This time it has made people unnecessarily sick.
I wouldn’t touch their product.
But how would I know?
On Sept. 14, 2006, the U.S. Food and Drug Administration announced that an outbreak of E. coli O157: H7 had killed a 77-year-old woman and sickened 49 others. The FDA learned from the Centers for Disease Control and Wisconsin health officials that the outbreak may have been linked to the consumption of produce and identified bagged fresh spinach as a possible cause.
Eventually, four would die and at least 200 sickened.
One of the responses was to form the Leafy Greens Marketing Agreement (LGMA) which apparently overseas most of the leafy greens production in the U.S.
They are known primarily for self-aggrandizing press releases.
And lots of rumors about how they inhibit epidemiological investigations into outbreaks of foodborne illness linked to their products (search ‘cone of silence’ on barfblog.com for plenty of examples)
According to the U.S. Centers for Disease Control, since the last update on April 10, 2018, 18 more people from 9 states were added to this outbreak.
How many of those could have been prevented if CDC or State health types fingered chopped Romaine lettuce when rumors started circulating? Is the goal of LGMA really to forego epi and demand absolute proof before going public?

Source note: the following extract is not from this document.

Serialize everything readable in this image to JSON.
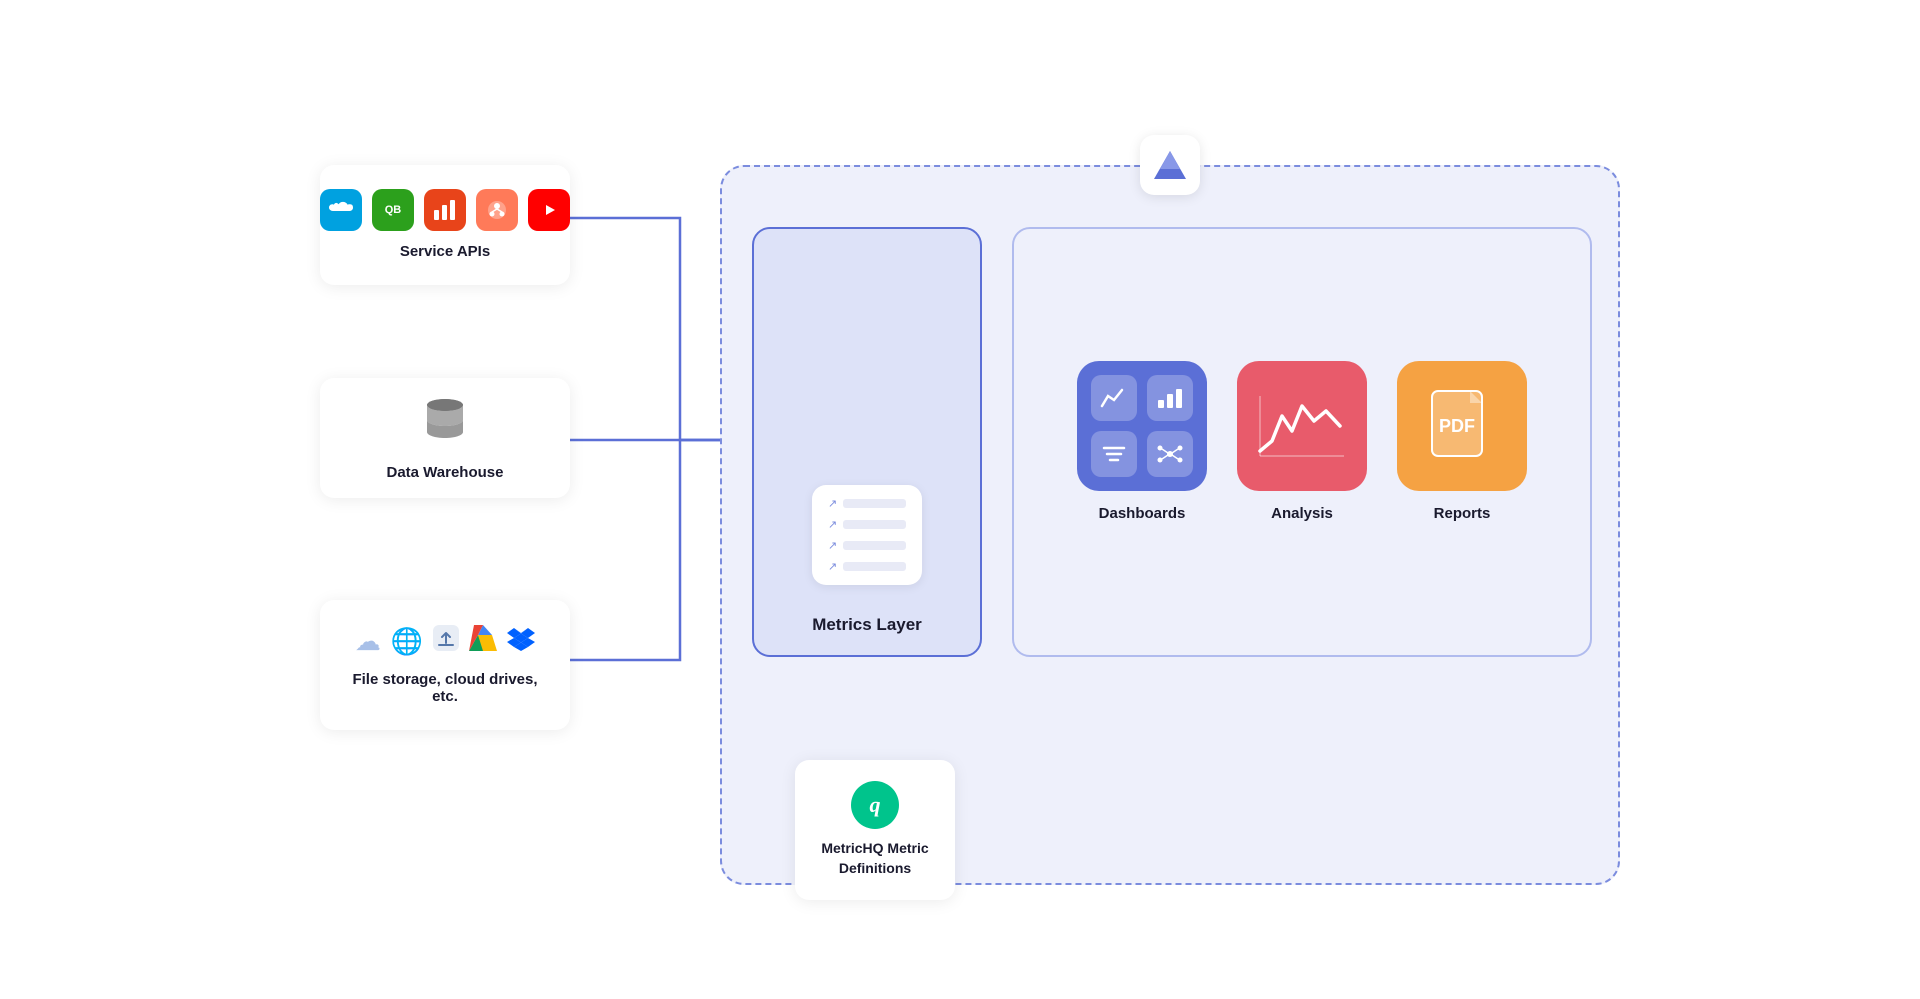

As of April 12, 2018, 35 people infected with the outbreak strain of E. coli O157:H7 have been reported from 11 states. Illnesses started on dates ranging from March 22, 2018 to March 31, 2018. Ill people range in age from 12 to 84 years, with a median age of 29. Sixty-nine percent of ill people are female. Twenty-two ill people have been hospitalized, including three people who developed hemolytic uremic syndrome, a type of kidney failure. No deaths have been reported.

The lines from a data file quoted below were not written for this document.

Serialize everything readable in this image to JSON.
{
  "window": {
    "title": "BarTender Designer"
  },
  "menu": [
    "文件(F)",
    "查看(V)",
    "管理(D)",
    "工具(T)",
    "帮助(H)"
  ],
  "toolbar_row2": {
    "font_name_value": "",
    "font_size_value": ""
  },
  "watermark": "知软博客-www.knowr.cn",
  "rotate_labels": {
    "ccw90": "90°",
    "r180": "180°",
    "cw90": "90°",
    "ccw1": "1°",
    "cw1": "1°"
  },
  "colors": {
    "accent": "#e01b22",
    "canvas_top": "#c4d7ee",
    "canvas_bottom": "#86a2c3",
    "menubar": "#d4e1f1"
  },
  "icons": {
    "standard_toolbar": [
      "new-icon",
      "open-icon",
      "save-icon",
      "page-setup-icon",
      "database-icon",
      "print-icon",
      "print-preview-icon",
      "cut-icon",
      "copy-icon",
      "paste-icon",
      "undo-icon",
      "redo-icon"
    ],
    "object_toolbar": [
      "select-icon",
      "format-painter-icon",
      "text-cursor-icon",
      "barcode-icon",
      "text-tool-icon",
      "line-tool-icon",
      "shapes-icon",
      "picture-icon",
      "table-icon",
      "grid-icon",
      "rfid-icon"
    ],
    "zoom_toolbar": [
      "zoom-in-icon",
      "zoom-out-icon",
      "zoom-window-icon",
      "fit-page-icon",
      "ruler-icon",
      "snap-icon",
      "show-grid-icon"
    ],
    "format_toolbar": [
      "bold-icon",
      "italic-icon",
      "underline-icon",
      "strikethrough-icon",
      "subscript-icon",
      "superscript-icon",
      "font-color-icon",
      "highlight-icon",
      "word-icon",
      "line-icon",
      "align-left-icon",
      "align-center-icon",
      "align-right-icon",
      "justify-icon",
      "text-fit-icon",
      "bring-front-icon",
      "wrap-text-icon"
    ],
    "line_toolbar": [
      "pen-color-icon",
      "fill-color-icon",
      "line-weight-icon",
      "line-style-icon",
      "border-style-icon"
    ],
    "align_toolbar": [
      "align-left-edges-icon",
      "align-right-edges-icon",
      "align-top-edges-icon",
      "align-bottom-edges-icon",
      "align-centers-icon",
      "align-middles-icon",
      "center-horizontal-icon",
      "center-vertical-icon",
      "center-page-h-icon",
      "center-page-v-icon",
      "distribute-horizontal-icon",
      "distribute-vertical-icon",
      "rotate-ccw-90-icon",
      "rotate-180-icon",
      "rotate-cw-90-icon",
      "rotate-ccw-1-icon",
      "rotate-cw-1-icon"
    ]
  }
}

Illnesses that occurred after March 27, 2018, might not yet be reported due to the time it takes between when a person becomes ill with E. coli and when the illness is reported. This takes an average of two to three weeks.
Epidemiologic evidence collected to date indicates that chopped romaine lettuce is the likely source of this outbreak. Twenty-six (93%) of 28 people interviewed reported consuming romaine lettuce in the week before their illness started. This percentage is significantly higher than results from a survey[787 KB] of healthy people in which 46% reported eating romaine lettuce in the week before they were interviewed. Most people reported eating a salad at a restaurant, and romaine lettuce was the only common ingredient identified among the salads eaten. The restaurants reported using bagged, chopped romaine lettuce to make salads. At this time, ill people are not reporting whole heads or hearts of romaine.

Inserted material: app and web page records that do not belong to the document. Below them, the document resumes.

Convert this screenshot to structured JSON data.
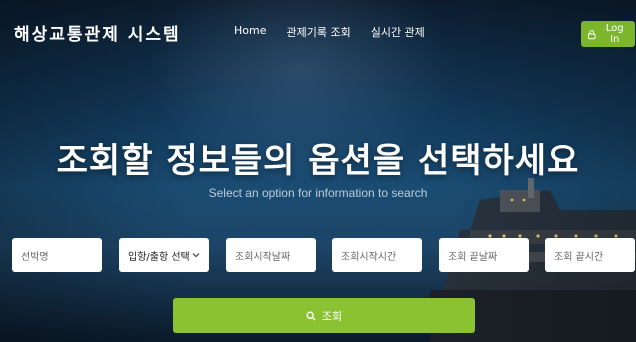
{
  "header": {
    "brand": "해상교통관제 시스템",
    "nav": [
      "Home",
      "관제기록 조회",
      "실시간 관제"
    ],
    "login_label": "Log In",
    "login_icon": "lock-icon"
  },
  "hero": {
    "title": "조회할 정보들의 옵션을 선택하세요",
    "subtitle": "Select an option for information to search"
  },
  "search_form": {
    "ship_name_placeholder": "선박명",
    "direction_select": {
      "selected": "입항/출항 선택",
      "icon": "chevron-down-icon"
    },
    "start_date_placeholder": "조회시작날짜",
    "start_time_placeholder": "조회시작시간",
    "end_date_placeholder": "조회 끝날짜",
    "end_time_placeholder": "조회 끝시간",
    "submit_label": "조회",
    "submit_icon": "search-icon"
  },
  "colors": {
    "accent": "#8ac232",
    "login_button": "#7bb62d",
    "background": "#123a5c"
  }
}
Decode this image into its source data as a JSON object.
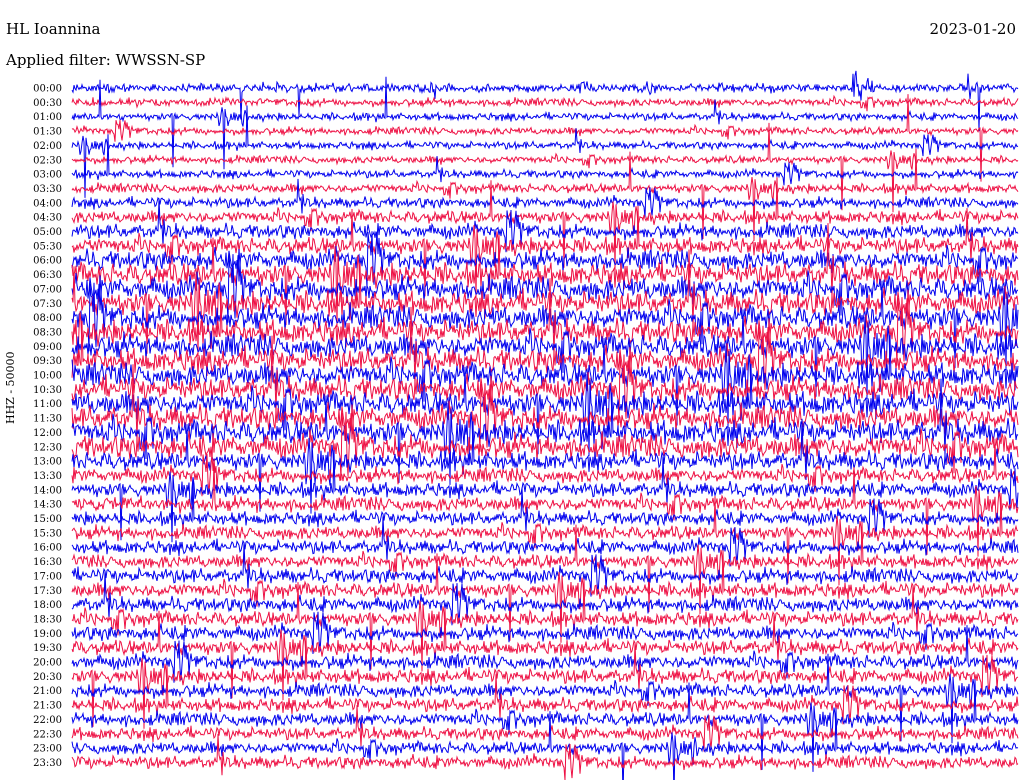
{
  "header": {
    "station": "HL Ioannina",
    "filter": "Applied filter: WWSSN-SP",
    "date": "2023-01-20",
    "channel_label": "HHZ - 50000"
  },
  "colors": {
    "trace_a": "#0000ee",
    "trace_b": "#ee1144",
    "background": "#ffffff"
  },
  "chart_data": {
    "type": "line",
    "title": "HL Ioannina",
    "subtitle": "Applied filter: WWSSN-SP",
    "date": "2023-01-20",
    "ylabel": "HHZ - 50000",
    "rows": [
      "00:00",
      "00:30",
      "01:00",
      "01:30",
      "02:00",
      "02:30",
      "03:00",
      "03:30",
      "04:00",
      "04:30",
      "05:00",
      "05:30",
      "06:00",
      "06:30",
      "07:00",
      "07:30",
      "08:00",
      "08:30",
      "09:00",
      "09:30",
      "10:00",
      "10:30",
      "11:00",
      "11:30",
      "12:00",
      "12:30",
      "13:00",
      "13:30",
      "14:00",
      "14:30",
      "15:00",
      "15:30",
      "16:00",
      "16:30",
      "17:00",
      "17:30",
      "18:00",
      "18:30",
      "19:00",
      "19:30",
      "20:00",
      "20:30",
      "21:00",
      "21:30",
      "22:00",
      "22:30",
      "23:00",
      "23:30"
    ],
    "series_colors": [
      "#0000ee",
      "#ee1144"
    ],
    "relative_noise_amplitude": [
      0.25,
      0.22,
      0.2,
      0.2,
      0.2,
      0.2,
      0.22,
      0.28,
      0.35,
      0.45,
      0.55,
      0.65,
      0.8,
      0.95,
      1.0,
      1.0,
      1.0,
      1.0,
      1.0,
      1.0,
      1.0,
      1.0,
      1.0,
      1.0,
      1.0,
      1.0,
      0.75,
      0.55,
      0.55,
      0.55,
      0.5,
      0.5,
      0.5,
      0.5,
      0.55,
      0.55,
      0.55,
      0.55,
      0.55,
      0.55,
      0.55,
      0.55,
      0.5,
      0.5,
      0.5,
      0.45,
      0.45,
      0.45
    ],
    "grid": false
  }
}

Traceback investigations are ongoing to determine the source of chopped romaine lettuce supplied to restaurant locations where ill people ate. At this time, no common grower, supplier, distributor, or brand has been identified. However, preliminary information indicates that the chopped romaine lettuce was from the Yuma, Arizona growing region.
Information collected to date indicates that chopped romaine lettuce from the Yuma, Arizona growing region could be contaminated with E. coli O157:H7 and could make people sick.
Advice to Restaurants and Retailers:
- Restaurants and retailers should not serve or sell any chopped romaine lettuce, including salads and salad mixes containing chopped romaine lettuce, from the Yuma, Arizona growing region.
- Restaurants and retailers should ask their suppliers about the source of their chopped romaine lettuce.
That’s right, consumers, it’s up to you.
It should be up to the restaurant or retailer, who markets food safety at point-of-purchase.
And LGMA, which covers Yuma growing, should be forthcoming about risks, rather than blowing themselves in nonsensical tweets.